December 17, 2014
Posted in: Industry News

Dallas restaurants are joining together to avoid criticism

A group of restaurants are rebelling against a Dallas newspaper. If you’re considering opening a restaurant at some point in your life or currently working in the industry, then you’re bound to understand the importance of reviews . These opinions, often published in local or national periodicals, have the capacity to influence your business either positively or negatively. For many restaurateurs, the inevitable visit from food critics can be a point of great stress, while others may look forward to the opportunity to impress someone with a bit of clout over people’s opinions. According to the Washington Post, though, a group of restaurant owners and managers in Dallas have recently rebelled against a well known restaurant critic, Leslie Brenner, by adopting a strange practice.

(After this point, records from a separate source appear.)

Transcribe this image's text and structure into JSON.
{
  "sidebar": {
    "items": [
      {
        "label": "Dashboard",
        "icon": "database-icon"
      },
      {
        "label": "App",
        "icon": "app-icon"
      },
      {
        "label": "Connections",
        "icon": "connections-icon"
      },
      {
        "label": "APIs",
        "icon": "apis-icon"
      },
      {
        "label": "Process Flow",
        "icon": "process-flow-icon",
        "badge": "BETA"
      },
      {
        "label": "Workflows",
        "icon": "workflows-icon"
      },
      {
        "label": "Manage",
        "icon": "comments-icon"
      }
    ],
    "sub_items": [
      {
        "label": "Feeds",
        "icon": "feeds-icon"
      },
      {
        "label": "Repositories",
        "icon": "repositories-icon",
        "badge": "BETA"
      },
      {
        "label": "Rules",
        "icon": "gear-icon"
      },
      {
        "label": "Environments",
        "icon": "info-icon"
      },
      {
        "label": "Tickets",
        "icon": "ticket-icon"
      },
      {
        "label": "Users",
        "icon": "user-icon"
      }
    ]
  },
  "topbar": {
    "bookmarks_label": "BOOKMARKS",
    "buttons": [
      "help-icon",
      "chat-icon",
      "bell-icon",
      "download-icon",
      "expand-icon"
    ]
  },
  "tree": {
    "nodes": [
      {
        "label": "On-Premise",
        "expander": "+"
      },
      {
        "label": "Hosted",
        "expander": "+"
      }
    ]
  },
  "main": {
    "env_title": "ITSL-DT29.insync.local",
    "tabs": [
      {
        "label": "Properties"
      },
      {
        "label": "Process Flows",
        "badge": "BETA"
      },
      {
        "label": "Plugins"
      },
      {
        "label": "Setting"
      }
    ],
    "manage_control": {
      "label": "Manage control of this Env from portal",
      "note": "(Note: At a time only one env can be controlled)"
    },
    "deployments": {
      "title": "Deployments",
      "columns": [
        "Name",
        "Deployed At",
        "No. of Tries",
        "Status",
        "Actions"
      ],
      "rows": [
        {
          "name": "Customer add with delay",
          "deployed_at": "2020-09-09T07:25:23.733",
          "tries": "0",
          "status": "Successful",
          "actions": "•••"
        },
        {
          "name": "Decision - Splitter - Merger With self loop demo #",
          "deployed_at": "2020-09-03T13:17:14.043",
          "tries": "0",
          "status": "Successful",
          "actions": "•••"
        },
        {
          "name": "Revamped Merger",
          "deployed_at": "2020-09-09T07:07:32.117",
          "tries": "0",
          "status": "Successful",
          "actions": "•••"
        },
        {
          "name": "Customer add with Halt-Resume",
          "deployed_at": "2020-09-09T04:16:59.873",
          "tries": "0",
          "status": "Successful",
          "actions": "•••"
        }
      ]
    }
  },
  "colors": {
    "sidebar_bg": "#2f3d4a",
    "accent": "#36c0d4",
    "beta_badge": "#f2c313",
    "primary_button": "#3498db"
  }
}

The critic
Leslie Brenner is well known in Texas. As the restaurant critic for the Dallas Morning News, she has a great deal of influence in the decisions that residents of the area make regarding where they eat out. With that said, she’s become known as something of a tough critic throughout the area, frequently delivering reviews that restaurant owners feel are unfair. Now, of course, anyone who receives an unflattering critique of their establishment is going to feel somewhat jaded, but there is a specific and recurring objection in Dallas. Brenner writes her reviews on the basis of a five-star system, which has led to a strong disagreement on the part of local restaurant owners, who state that it doesn’t allow for proper differentiation or fair, objective ratings between restaurants of different kinds. More specifically, they wonder how a three star casual restaurant can be differentiated from a three star black-tie lounge, etc.

The rebellion
Apparently, a number of restaurants in the Dallas area don’t intend to take the Dallas Morning News’ system laying down. The Dallas Observer has reported that a group of those in management positions at area restaurants held a meeting to determine what to do about the situation. Ultimately, they resolved that they would no longer allow Brenner to pay for any food or drink she received there. Most restaurant critics, Brenner included, are not supposed to accept free food under any circumstance, as it takes away from the objective nature of their journalism. By refusing to take her money, these create a scene in which her word becomes less trustworthy as bias becomes inseparable from opinion. Some of the area’s finest eateries have come on board with the policy, including Lark on the Park, Spoon, Meddlesome Moth, Proof + Pantry and others who regularly see large customer volume from local foodies and Texas culinary arts students.

Other details
The restaurants moving forward with the policy have also resolved to refuse reporters and photographers from the Morning News in advance of a review. Perhaps the boldest part of the strategy involves a number of these establishments putting stickers in their window reading ‘DMN Doesn’t Pay Here,’ as well as adorning the tops of their menus with the same phrase.